START Records supplied

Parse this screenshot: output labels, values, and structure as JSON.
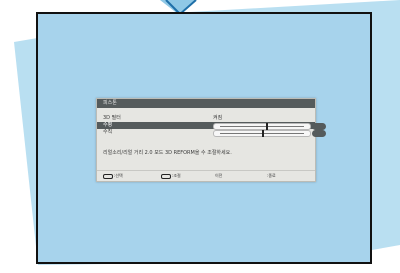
{
  "osd": {
    "title": "피스톤",
    "rows": [
      {
        "label": "3D 필터",
        "value": "켜짐"
      },
      {
        "label": "수평"
      },
      {
        "label": "수직"
      }
    ],
    "note": "리얼소리/리얼 거리 2.0 모드 3D REFORM을 수 조절하세요.",
    "footer": [
      {
        "label": ":선택"
      },
      {
        "label": ":조절"
      },
      {
        "label": "이전"
      },
      {
        "label": ":종료"
      }
    ],
    "slider_levels": [
      0.55,
      0.5
    ]
  },
  "colors": {
    "screen_fill": "#a7d3ec",
    "backdrop": "#b9dff1",
    "osd_bg": "#e6e6e2",
    "osd_header": "#555b5c"
  }
}
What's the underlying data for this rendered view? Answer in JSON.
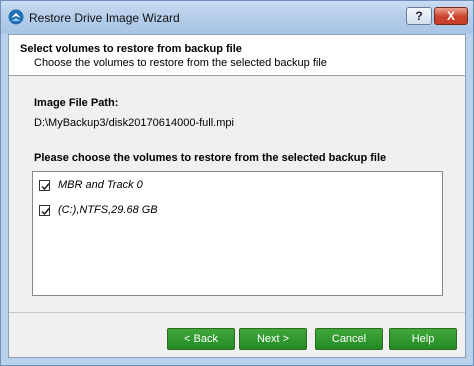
{
  "window": {
    "title": "Restore Drive Image Wizard",
    "help_label": "?",
    "close_label": "X"
  },
  "header": {
    "title": "Select volumes to restore from backup file",
    "subtitle": "Choose the volumes to restore from the selected backup file"
  },
  "image_file": {
    "label": "Image File Path:",
    "path": "D:\\MyBackup3/disk20170614000-full.mpi"
  },
  "volumes": {
    "label": "Please choose the volumes to restore from the selected backup file",
    "items": [
      {
        "label": "MBR and Track 0",
        "checked": true
      },
      {
        "label": "(C:),NTFS,29.68 GB",
        "checked": true
      }
    ]
  },
  "buttons": {
    "back": "< Back",
    "next": "Next >",
    "cancel": "Cancel",
    "help": "Help"
  },
  "colors": {
    "button_green": "#228a24",
    "title_bar": "#b4cde9"
  }
}
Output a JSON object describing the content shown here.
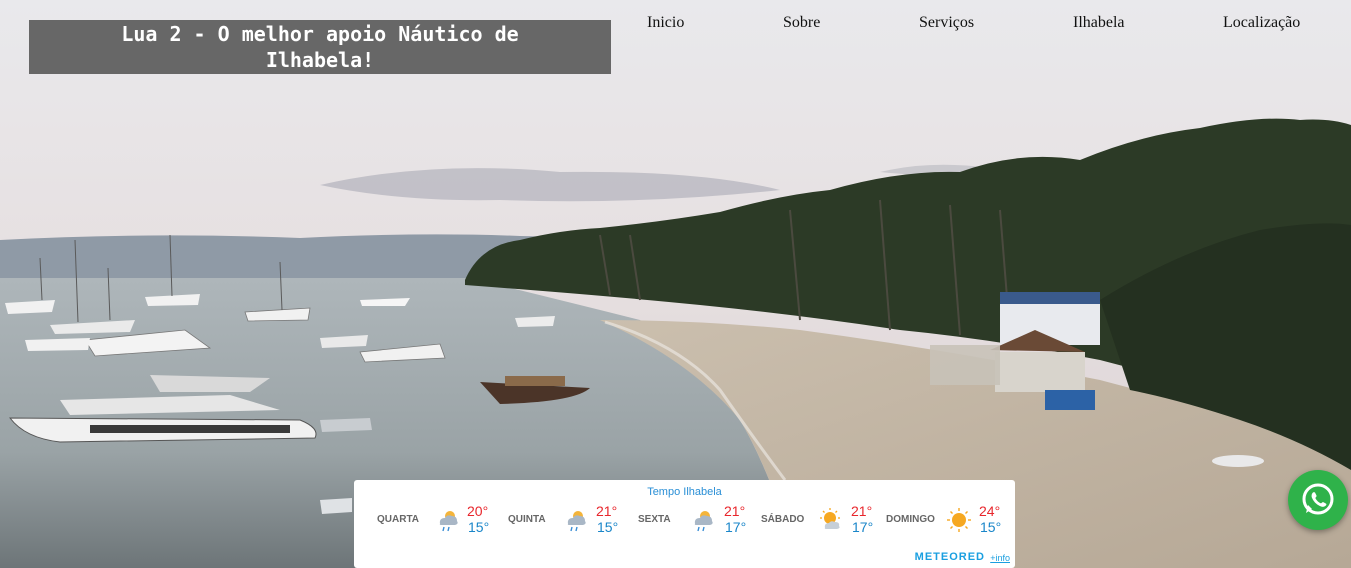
{
  "header": {
    "title_line1": "Lua 2 - O melhor apoio Náutico de",
    "title_line2": "Ilhabela!"
  },
  "nav": {
    "items": [
      {
        "label": "Inicio"
      },
      {
        "label": "Sobre"
      },
      {
        "label": "Serviços"
      },
      {
        "label": "Ilhabela"
      },
      {
        "label": "Localização"
      }
    ]
  },
  "weather": {
    "title": "Tempo Ilhabela",
    "days": [
      {
        "name": "QUARTA",
        "max": "20°",
        "min": "15°",
        "icon": "rain-cloud-icon"
      },
      {
        "name": "QUINTA",
        "max": "21°",
        "min": "15°",
        "icon": "rain-cloud-icon"
      },
      {
        "name": "SEXTA",
        "max": "21°",
        "min": "17°",
        "icon": "rain-cloud-icon"
      },
      {
        "name": "SÁBADO",
        "max": "21°",
        "min": "17°",
        "icon": "partly-sunny-icon"
      },
      {
        "name": "DOMINGO",
        "max": "24°",
        "min": "15°",
        "icon": "sun-icon"
      }
    ],
    "brand": "METEORED",
    "more_link": "+info"
  },
  "colors": {
    "title_bg": "#606060",
    "weather_max": "#e8262c",
    "weather_min": "#1a86c9",
    "whatsapp": "#2fb24a"
  }
}
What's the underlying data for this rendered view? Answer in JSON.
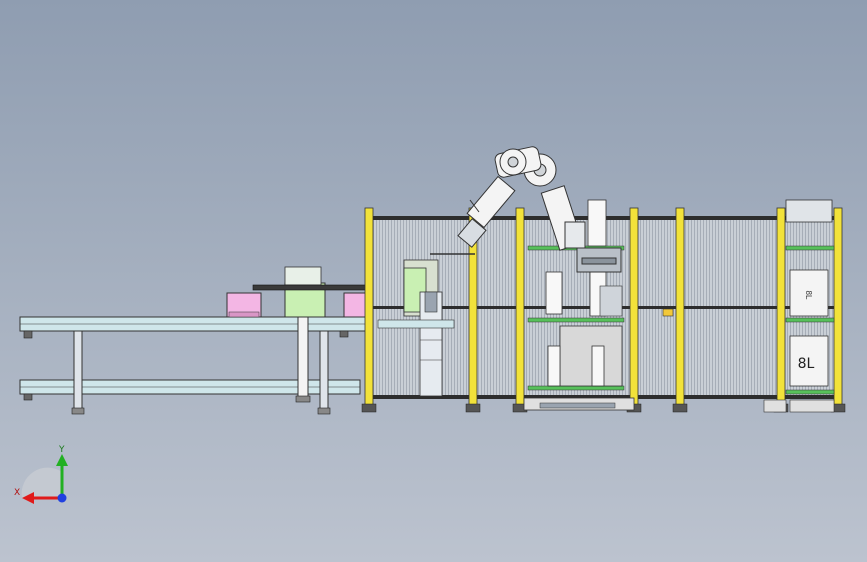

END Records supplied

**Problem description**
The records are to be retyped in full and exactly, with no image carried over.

**Task answer**
Parse this screenshot: output labels, values, and structure as JSON.
{
  "osd": {
    "title": "피스톤",
    "rows": [
      {
        "label": "3D 필터",
        "value": "켜짐"
      },
      {
        "label": "수평"
      },
      {
        "label": "수직"
      }
    ],
    "note": "리얼소리/리얼 거리 2.0 모드 3D REFORM을 수 조절하세요.",
    "footer": [
      {
        "label": ":선택"
      },
      {
        "label": ":조절"
      },
      {
        "label": "이전"
      },
      {
        "label": ":종료"
      }
    ],
    "slider_levels": [
      0.55,
      0.5
    ]
  },
  "colors": {
    "screen_fill": "#a7d3ec",
    "backdrop": "#b9dff1",
    "osd_bg": "#e6e6e2",
    "osd_header": "#555b5c"
  }
}
What's the underlying data for this rendered view? Answer in JSON.
{
  "window": {
    "title": "Restore Drive Image Wizard",
    "help_label": "?",
    "close_label": "X"
  },
  "header": {
    "title": "Select volumes to restore from backup file",
    "subtitle": "Choose the volumes to restore from the selected backup file"
  },
  "image_file": {
    "label": "Image File Path:",
    "path": "D:\\MyBackup3/disk20170614000-full.mpi"
  },
  "volumes": {
    "label": "Please choose the volumes to restore from the selected backup file",
    "items": [
      {
        "label": "MBR and Track 0",
        "checked": true
      },
      {
        "label": "(C:),NTFS,29.68 GB",
        "checked": true
      }
    ]
  },
  "buttons": {
    "back": "< Back",
    "next": "Next >",
    "cancel": "Cancel",
    "help": "Help"
  },
  "colors": {
    "button_green": "#228a24",
    "title_bar": "#b4cde9"
  }
}
Output a JSON object describing the content shown here.
{
  "header": {
    "title_line1": "Lua 2 - O melhor apoio Náutico de",
    "title_line2": "Ilhabela!"
  },
  "nav": {
    "items": [
      {
        "label": "Inicio"
      },
      {
        "label": "Sobre"
      },
      {
        "label": "Serviços"
      },
      {
        "label": "Ilhabela"
      },
      {
        "label": "Localização"
      }
    ]
  },
  "weather": {
    "title": "Tempo Ilhabela",
    "days": [
      {
        "name": "QUARTA",
        "max": "20°",
        "min": "15°",
        "icon": "rain-cloud-icon"
      },
      {
        "name": "QUINTA",
        "max": "21°",
        "min": "15°",
        "icon": "rain-cloud-icon"
      },
      {
        "name": "SEXTA",
        "max": "21°",
        "min": "17°",
        "icon": "rain-cloud-icon"
      },
      {
        "name": "SÁBADO",
        "max": "21°",
        "min": "17°",
        "icon": "partly-sunny-icon"
      },
      {
        "name": "DOMINGO",
        "max": "24°",
        "min": "15°",
        "icon": "sun-icon"
      }
    ],
    "brand": "METEORED",
    "more_link": "+info"
  },
  "colors": {
    "title_bg": "#606060",
    "weather_max": "#e8262c",
    "weather_min": "#1a86c9",
    "whatsapp": "#2fb24a"
  }
}
What's the underlying data for this rendered view? Answer in JSON.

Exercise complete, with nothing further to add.